It’s always the same story with FIFA. Almost without fail, each year’s release is preceded by talk of a wonderful new animation system aiming to make the football look even more realistic, new AI designed to rebalance the attacking and/or defensive play, and features like FUT or a story mode have been added – in this case it’s the Europa and Champions League licenses. Tiki follows taka, follows tiki, follows taka.
I’m here to tell you that, actually, this time the gameplay changes really do make a big, tangible difference. Dramatically more flexible Active Touch, more in depth Dynamic Tactics, crunching 50/50 Battles, devilishly tricky Timed Finishing, they all add up to something that feels like a major step forward in the game’s footballing simulation.
But first the Champions League. After UEFA announced a parting of ways from long term licensee Pro Evolution Soccer earlier this year, it was practically inevitable that the Champions League would be the final jewel in the Thanos-esque gauntlet of league and competition licenses that EA have acquired. Alongside the Europa League, it’s being seeded into practically every corner of the game, from the story and career to FUT and beyond, bringing with it all the up to date branding and look and feel of the competition’s presentation.
There’s naturally the standalone competitions which you can play, either taking the authentic teams or adding your favourite team into the mix, and then picking as many of them to be player controlled as you like – you can even do this with multiple players, if you want, and there’s multiple saves to let you have concurrent competitions with different groups of friends.
The menus will still have the same style as have been seen in the last decade of FIFA, albeit more dynamic with embedded video in some places, but what won’t be familiar though is the commentary. While Martin Tyler and Alan Smith are still on hand to provide most of the benign commentary in the game, for the Champions League BT Sports’ Derek Rae and former Arsenal man Lee Dixon add a different flavour to proceedings.
But none of that will really impact the moment-to-moment gameplay. Here it’s the subtle sounding, but surprisingly impactful changes mentioned above. The real standout here is the Active Touch system. Animations have been blended together in even more dynamic ways and player AI adapted so that they’re stretch and contort themselves in different ways to touch the ball. You can get away with more awkward passes, the player might make a diving header in the middle of the pitch to try and get that critical through ball, players will stretch to make a cross or shot.

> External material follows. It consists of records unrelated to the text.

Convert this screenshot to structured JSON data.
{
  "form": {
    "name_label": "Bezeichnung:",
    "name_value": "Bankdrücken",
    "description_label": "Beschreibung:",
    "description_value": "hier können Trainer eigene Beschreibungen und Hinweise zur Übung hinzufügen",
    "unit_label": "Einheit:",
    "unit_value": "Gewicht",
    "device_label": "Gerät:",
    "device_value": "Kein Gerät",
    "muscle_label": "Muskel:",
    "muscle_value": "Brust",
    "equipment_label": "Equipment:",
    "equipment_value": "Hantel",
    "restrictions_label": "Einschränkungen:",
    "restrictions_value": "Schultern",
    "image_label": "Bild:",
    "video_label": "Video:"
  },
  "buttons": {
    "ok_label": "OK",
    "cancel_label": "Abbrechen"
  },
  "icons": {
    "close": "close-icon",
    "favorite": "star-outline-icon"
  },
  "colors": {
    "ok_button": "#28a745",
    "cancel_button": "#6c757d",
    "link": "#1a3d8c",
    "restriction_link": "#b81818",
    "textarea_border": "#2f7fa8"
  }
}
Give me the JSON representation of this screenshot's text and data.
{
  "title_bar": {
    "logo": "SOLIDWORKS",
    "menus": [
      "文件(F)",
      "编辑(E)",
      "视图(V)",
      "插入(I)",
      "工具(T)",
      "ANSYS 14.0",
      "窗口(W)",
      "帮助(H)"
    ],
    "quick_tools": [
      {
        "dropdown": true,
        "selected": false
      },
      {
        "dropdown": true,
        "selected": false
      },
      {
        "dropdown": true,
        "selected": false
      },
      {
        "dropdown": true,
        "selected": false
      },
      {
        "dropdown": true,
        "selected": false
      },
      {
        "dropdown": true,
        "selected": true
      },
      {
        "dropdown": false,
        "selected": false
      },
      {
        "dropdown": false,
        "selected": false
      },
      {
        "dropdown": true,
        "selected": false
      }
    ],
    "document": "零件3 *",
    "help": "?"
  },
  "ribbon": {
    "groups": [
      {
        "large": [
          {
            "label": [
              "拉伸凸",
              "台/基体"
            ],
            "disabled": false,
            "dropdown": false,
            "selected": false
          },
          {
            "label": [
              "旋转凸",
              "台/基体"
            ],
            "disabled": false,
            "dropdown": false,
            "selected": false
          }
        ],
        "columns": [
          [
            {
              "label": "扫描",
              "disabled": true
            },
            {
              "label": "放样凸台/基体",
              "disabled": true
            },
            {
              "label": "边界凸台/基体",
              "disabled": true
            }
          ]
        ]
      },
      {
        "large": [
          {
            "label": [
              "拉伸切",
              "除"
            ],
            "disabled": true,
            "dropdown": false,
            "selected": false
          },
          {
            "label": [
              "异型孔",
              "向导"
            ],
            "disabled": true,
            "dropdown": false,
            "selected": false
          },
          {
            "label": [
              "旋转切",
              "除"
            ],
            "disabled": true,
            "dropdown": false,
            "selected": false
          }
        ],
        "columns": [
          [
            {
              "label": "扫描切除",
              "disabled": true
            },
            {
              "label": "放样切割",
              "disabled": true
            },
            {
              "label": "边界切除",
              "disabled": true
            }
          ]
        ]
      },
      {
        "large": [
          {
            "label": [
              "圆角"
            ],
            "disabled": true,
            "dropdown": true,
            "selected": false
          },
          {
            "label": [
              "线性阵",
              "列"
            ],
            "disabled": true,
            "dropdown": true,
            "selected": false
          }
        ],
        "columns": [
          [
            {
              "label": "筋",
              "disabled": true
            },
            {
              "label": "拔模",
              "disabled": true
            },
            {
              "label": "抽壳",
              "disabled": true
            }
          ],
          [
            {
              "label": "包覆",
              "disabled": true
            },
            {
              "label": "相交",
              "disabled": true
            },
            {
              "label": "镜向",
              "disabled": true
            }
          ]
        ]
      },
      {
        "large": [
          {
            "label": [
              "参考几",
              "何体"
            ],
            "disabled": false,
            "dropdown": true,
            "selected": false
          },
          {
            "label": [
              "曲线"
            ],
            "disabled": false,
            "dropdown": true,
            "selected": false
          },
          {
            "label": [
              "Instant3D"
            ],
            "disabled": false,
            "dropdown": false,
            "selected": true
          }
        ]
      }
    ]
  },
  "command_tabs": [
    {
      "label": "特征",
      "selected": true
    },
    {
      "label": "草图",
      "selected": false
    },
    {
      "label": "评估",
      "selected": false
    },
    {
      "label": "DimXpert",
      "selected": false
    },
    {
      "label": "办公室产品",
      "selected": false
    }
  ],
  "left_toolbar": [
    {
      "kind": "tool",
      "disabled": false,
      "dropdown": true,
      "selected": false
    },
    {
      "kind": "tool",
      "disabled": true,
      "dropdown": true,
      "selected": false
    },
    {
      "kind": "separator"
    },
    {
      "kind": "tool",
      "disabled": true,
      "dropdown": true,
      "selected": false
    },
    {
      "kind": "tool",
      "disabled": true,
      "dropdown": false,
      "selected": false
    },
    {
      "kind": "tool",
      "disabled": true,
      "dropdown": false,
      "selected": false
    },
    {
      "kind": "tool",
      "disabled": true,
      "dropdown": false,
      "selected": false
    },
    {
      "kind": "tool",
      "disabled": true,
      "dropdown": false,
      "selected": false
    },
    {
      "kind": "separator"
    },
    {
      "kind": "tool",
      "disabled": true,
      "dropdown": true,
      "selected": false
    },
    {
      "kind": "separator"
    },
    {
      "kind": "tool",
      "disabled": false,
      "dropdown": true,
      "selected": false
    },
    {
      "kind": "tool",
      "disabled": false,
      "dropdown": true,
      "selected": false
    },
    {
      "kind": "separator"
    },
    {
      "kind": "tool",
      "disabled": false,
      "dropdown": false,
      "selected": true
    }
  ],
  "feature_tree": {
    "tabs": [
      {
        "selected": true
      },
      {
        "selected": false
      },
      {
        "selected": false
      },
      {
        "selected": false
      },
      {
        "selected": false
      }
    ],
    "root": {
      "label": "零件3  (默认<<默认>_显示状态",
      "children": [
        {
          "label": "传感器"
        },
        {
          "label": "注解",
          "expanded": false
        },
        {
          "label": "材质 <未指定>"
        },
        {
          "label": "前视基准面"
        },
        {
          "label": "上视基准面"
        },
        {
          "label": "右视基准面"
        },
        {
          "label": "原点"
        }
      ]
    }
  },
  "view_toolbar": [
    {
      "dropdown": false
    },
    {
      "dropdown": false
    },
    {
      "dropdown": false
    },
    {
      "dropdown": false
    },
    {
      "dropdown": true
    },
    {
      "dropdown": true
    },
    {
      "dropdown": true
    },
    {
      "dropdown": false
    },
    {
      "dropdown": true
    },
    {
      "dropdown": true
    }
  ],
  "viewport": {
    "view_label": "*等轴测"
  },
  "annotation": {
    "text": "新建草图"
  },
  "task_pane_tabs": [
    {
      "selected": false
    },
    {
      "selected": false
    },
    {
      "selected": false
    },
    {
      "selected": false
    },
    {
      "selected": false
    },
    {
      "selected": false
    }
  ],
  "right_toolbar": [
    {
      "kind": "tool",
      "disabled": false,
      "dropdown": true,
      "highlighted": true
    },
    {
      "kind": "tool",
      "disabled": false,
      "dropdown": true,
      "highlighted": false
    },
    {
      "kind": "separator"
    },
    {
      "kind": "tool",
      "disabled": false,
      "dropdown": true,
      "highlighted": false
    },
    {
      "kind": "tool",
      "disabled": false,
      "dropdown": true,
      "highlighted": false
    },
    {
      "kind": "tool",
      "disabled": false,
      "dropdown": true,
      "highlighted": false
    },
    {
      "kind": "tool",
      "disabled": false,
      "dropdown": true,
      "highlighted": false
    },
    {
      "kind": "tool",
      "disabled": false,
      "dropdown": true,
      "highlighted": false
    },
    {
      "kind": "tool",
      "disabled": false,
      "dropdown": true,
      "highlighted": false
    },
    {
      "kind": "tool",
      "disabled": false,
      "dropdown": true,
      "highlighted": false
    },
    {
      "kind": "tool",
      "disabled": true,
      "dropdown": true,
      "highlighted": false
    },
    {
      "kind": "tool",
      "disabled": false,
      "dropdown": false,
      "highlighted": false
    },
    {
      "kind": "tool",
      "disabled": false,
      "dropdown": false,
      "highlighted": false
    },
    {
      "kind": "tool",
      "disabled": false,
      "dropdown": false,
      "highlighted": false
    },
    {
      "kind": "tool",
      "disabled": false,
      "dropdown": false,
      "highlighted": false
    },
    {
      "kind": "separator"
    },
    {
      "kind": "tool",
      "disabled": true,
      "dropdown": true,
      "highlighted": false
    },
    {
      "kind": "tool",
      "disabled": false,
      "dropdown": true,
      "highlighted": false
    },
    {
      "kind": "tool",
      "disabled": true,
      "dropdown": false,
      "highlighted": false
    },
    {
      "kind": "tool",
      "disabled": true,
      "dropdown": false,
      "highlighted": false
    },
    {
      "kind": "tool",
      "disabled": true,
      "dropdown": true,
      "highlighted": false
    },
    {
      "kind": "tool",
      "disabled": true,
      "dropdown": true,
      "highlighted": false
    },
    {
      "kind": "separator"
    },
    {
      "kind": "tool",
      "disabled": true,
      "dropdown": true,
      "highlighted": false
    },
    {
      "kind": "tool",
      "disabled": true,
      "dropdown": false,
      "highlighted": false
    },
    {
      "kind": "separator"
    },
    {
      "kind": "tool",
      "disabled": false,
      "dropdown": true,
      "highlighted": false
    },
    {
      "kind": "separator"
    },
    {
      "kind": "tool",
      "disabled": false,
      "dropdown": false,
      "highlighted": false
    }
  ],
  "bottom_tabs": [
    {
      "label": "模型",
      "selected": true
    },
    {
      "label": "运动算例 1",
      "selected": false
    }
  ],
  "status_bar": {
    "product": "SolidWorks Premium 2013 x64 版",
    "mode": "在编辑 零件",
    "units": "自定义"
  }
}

For the higher end players there’s plenty of new tricks to learn. You can manually trap the ball, disguise your first touch, flick the ball up into the air, or even pull off audacious moves drawn from social media, like flicking the ball down into the ground to bounce it over an opponent.
That wouldn’t matter so much without the 50/50 battles, which tweak the AI to simply go for it in loose ball situations where they would otherwise have backed out. It might end up with a few more fouls, you might win the ball or you might simply ping it to the other team, but the most important visual and subconscious thing is that you know your players will now go for it. It’s another item on the checklist of little annoyances that FIFA 19 is addressing.
The system that’s most likely to catch players out is timed finishing. All of the existing shooting systems remain in place, where you can hold to add more power, but now you can add risk and reward into the mix, tapping a second time just as the ball is hitting your player’s foot or head to add accuracy and power. It applies to all kinds of shots, from headers to crosses and even dribbles, but the timing necessary for each is different, because it depends on when they make contact with the ball. Get the timing wrong and you’ll sky that volley, but get it just right and the keeper will have to pull out something special to make the save – thankfully it’s not a guaranteed goal, but rather something that increases your chances and pushes your shot to the margins.
On a more fundamental level, the overhauled dynamic tactics system will really let you go all in and tweak the positioning, of players and their attitudes. You can rig it to automatically switch from 3 at the back to 5 when going extra defensive, and map this to the D-pad tactics, and an interesting new ‘pressure on heavy touch’ option allows you to conserve your team’s stamina by only pressing up when the other team drop back from the attack, trying to push them into a costly mistake and open up the counter.
Alongside a few additions and changes to the game that I can’t yet talk about, this was easily most engaging and fun FIFA preview event I’ve been to. The new UEFA licenses are pretty much what you’d want and expect from the game, but when you get onto the pitch the various new systems make for a simultaneously more forgiving and deeper game, one that’s more dynamic and more convincing as a game of football.